Made in America
Lately there has been a surge of interest in all things made in America. Perhaps this is due to the increasingly rare occurrence of such items, or more likely it is a way of expressing a certain desire to be supportive of America in a world of increasing imports. This is not a new phenomenon. I recall such an event happening several decades ago, particularly with regard to automobile manufacturers. That was a time when the Asian invasion of well made cars was giving Detroit some severe challenges, both in terms of design and quality. The challenge was well deserved as Detroit, overly confident in its market had paid less attention to its quality control than it might have.
Now the challenge is coming again from Asia, for the most part, and they are competing aggressively in all areas of manufacturing. Is this a bad thing, he asked rhetorically? That, of course, depends on whether you are a buyer or a manufacturer. Certainly there are bargains available in the electronics field, and their cars have obtained an unparalleled sophistication in both design and engineering. As an American manufacturer, I am keenly aware of the competition coming from outside of my country. Would it not be nice to have a monopoly with no outside annoyance of others pestering to take my business from me? Alas, those days are probably gone forever. I am glad in some way that people seek my products out for the simple reason that they are made in America. On the other hand it is a reason with which I am not entirely happy.
As a designer, a manufacturer and as an artist (for I make that claim as one who conceives an idea and then creates it), I hope to be sought primarily for my designs, as if price were not an object. Obviously price is always an object, but a variable one. Pricing is a problem; get it wrong and you will lose money, and no one can afford that. As it stands, I price my lighting, I feel, at a competitive level. But then, the correct price is in the minds of the buyers. However, being made in America is not a virtue in and of itself.
|Rainier sconce, F412|
Gold leaf worn through to a black lacquer ground with a white opal glass lens. Ancient and contemporary, happy in any interior setting. See it, and others, on my web at Rainier on my web
Orchid du jour...

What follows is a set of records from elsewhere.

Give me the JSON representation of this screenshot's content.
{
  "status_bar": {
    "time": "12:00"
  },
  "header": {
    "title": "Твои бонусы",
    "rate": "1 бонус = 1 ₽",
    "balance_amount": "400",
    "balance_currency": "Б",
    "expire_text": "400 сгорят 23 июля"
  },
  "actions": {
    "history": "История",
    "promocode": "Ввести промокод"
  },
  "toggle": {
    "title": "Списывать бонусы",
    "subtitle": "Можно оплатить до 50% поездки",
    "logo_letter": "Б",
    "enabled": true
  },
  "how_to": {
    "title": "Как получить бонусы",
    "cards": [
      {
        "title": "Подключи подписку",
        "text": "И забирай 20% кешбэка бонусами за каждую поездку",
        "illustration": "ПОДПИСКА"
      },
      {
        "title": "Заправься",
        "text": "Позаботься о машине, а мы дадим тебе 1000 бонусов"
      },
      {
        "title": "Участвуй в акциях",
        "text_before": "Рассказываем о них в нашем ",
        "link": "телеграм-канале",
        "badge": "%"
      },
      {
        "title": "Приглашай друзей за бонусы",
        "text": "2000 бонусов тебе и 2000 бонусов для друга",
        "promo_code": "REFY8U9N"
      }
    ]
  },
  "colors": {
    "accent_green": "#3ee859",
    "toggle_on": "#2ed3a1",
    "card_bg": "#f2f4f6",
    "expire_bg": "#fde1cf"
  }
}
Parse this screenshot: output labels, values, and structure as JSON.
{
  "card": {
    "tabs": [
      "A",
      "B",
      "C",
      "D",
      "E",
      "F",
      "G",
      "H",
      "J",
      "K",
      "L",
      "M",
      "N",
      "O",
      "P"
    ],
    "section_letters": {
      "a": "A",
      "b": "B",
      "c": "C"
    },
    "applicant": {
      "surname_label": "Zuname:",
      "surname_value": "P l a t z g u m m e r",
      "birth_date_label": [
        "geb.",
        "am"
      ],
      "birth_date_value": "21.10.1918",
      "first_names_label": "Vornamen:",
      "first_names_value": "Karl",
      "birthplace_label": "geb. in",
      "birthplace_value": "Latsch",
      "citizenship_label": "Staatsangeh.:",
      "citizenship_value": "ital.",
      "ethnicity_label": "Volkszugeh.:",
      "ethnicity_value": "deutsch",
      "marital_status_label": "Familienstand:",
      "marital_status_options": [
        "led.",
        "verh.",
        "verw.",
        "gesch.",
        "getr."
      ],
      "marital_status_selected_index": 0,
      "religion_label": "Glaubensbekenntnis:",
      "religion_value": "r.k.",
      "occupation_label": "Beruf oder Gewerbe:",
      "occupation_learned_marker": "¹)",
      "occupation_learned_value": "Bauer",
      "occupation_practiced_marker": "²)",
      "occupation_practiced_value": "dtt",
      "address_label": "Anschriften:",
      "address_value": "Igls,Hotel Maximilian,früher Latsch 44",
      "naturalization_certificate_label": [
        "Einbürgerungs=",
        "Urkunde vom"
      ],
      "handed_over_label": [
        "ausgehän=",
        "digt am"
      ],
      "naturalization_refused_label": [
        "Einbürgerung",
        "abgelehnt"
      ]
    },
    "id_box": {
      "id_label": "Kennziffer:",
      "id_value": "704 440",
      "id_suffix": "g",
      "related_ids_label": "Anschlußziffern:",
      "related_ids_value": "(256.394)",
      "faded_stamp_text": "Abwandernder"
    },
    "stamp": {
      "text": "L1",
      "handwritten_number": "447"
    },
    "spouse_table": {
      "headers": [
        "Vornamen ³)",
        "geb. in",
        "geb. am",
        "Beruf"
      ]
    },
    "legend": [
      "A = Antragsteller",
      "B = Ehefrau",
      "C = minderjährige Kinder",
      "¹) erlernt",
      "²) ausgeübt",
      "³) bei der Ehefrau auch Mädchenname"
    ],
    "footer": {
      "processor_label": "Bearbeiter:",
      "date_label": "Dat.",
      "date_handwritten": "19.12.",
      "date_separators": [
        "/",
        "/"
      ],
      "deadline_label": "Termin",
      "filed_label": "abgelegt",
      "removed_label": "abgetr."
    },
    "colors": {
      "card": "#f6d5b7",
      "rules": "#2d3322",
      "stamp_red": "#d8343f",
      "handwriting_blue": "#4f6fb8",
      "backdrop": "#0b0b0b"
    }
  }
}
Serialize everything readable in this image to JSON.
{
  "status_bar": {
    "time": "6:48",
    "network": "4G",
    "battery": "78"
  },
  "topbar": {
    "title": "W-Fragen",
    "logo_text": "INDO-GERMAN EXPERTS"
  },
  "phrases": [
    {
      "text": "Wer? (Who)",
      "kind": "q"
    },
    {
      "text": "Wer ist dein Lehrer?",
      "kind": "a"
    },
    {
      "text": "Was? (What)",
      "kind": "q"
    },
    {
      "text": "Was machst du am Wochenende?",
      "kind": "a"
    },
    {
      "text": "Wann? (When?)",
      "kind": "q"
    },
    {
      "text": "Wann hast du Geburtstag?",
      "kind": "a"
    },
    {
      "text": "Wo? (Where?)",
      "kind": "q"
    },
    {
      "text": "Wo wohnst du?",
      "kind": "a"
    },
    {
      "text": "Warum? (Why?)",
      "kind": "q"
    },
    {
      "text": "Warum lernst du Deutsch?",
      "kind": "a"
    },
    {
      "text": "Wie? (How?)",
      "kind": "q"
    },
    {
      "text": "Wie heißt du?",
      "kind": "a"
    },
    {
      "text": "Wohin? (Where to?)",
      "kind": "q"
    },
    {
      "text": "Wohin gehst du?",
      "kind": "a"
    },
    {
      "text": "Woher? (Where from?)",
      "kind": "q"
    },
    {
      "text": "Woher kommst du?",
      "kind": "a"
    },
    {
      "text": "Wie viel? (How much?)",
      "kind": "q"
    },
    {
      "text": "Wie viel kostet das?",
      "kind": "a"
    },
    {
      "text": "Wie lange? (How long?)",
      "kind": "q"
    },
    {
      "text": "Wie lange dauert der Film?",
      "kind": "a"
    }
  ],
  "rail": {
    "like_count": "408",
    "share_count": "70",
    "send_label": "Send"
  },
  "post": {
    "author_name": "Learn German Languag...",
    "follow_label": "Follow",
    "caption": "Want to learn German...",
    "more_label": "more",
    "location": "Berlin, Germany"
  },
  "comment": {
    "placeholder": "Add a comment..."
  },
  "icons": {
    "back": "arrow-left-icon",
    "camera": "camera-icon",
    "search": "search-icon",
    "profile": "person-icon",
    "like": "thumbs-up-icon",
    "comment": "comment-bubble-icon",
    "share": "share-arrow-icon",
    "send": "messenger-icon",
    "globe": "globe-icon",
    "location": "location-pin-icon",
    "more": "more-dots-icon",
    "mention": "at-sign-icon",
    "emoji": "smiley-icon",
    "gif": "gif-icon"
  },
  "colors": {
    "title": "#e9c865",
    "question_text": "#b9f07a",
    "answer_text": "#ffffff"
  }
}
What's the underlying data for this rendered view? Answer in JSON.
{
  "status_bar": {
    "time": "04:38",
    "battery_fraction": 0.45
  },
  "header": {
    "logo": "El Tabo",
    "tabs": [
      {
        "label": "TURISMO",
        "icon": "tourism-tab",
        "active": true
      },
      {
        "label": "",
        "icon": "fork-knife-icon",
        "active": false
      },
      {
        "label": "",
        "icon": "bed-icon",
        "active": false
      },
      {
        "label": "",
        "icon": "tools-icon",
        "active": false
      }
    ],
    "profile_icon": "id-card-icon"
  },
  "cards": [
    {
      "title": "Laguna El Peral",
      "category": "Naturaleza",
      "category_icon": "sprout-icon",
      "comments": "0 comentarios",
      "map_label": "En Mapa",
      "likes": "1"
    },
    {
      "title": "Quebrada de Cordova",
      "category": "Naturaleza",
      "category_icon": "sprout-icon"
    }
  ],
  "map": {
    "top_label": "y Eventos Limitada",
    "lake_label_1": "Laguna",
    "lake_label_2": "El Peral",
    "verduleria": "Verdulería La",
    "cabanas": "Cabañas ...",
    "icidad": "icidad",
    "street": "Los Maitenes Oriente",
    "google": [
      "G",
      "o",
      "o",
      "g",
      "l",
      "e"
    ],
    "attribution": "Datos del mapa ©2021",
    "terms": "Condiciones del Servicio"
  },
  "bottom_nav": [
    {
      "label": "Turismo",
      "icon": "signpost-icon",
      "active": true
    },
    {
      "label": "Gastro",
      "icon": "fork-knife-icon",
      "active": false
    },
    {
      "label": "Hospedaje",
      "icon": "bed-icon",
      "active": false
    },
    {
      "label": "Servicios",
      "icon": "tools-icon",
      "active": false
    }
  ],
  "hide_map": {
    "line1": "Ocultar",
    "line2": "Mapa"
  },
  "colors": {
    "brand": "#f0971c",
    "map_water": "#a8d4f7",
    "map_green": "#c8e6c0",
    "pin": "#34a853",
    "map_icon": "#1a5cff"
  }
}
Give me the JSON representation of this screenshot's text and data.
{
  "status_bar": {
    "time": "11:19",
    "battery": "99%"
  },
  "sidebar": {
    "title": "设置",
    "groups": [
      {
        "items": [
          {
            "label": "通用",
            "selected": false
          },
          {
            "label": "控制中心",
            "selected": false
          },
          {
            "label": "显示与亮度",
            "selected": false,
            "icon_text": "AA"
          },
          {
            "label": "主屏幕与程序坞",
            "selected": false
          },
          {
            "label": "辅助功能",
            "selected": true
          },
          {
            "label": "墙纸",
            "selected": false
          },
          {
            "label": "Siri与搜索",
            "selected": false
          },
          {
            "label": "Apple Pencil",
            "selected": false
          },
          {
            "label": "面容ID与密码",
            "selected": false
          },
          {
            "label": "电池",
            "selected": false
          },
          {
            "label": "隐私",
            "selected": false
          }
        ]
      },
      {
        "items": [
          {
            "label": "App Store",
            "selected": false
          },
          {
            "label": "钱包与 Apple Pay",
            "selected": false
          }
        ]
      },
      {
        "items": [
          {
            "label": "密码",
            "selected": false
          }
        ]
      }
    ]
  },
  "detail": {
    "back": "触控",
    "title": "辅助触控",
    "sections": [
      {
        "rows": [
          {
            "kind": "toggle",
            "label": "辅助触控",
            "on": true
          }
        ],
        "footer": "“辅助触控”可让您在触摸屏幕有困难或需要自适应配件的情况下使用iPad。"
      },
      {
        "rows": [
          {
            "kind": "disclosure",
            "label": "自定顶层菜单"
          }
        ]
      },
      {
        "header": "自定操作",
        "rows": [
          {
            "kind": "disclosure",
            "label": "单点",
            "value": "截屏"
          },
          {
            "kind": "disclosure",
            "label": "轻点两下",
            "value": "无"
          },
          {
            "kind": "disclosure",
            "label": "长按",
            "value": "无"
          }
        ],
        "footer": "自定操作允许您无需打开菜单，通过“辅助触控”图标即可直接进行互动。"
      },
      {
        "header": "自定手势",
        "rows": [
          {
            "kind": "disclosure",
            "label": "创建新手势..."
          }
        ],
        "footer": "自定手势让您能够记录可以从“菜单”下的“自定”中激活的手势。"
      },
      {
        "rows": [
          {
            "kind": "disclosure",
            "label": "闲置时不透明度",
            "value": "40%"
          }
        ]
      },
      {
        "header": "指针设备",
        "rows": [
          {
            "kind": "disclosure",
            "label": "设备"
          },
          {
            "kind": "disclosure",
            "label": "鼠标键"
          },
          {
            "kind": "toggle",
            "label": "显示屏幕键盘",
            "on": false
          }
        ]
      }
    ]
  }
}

A delicate lady slipper orchid, a hybrid from some years ago, is one of the favorites among orchidophiles. Bi-lateral symmetry is one of the characteristics of orchid flowers and human beings alike.